Chinese Potato Fry

Siru kizhangu (Chinese potato/ koorka) is a healthy alternate for the common potato as it has medicinal properties. Chinese Potato fry is a tasty accompaniment specially for curd rice, sambar rice or any other rice dishes. We can also serve this potato fry along with Indian breads like chapathi, roti, naan, or poori.

Kootanchoru

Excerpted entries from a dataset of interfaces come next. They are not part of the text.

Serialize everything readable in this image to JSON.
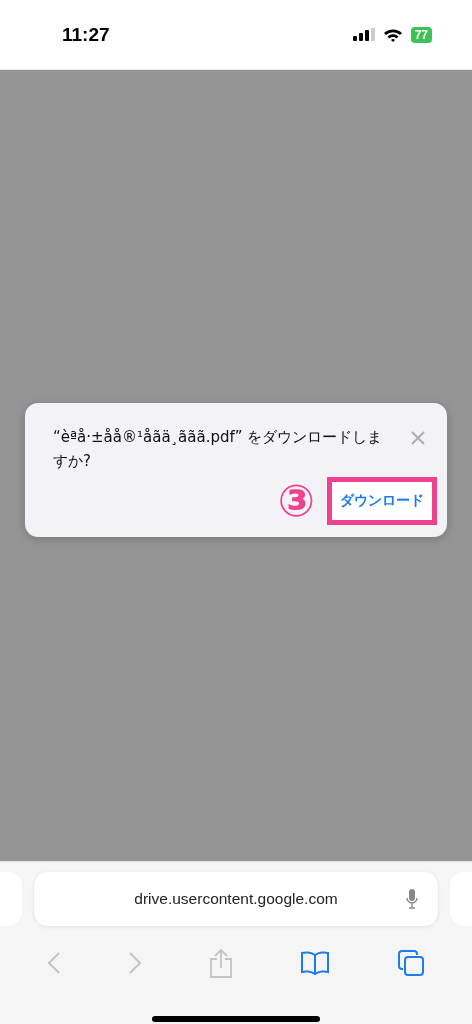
{
  "status_bar": {
    "time": "11:27",
    "battery": "77"
  },
  "dialog": {
    "message": "“èªå·±åå®¹åãä¸ããã.pdf” をダウンロードしますか?",
    "button": "ダウンロード",
    "annotation": "③",
    "highlighted": true
  },
  "address_bar": {
    "value": "drive.usercontent.google.com"
  },
  "toolbar": [
    {
      "kind": "back",
      "disabled": true
    },
    {
      "kind": "forward",
      "disabled": true
    },
    {
      "kind": "share",
      "disabled": true
    },
    {
      "kind": "bookmarks",
      "disabled": false
    },
    {
      "kind": "tabs",
      "disabled": false
    }
  ]
}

Kootanchoru is a traditional one-pot meal prepared for lunch, and it is a complete meal with the carbs, protein, vitamins & minerals. My grandmother used to prepare this flavorful rice dish at our family gatherings especially in the summer vacation every year. She preferred to use the locally grown vegetables like drumsticks, drumstick leaves, raw banana, raw mango, jackfruit seeds, etc. and served us kootan-choru with home-made fried appalam & vadagam. I still remember the mixed flavors of vegetables, spices and deep-fried vengaya vadagam emanating from her kitchen when we all played in the courtyard. The main attraction for the kids in those days were the nutty jackfruit seeds & the mango seed encapsulated by tangy fleshy mango. 

error: Content is protected !!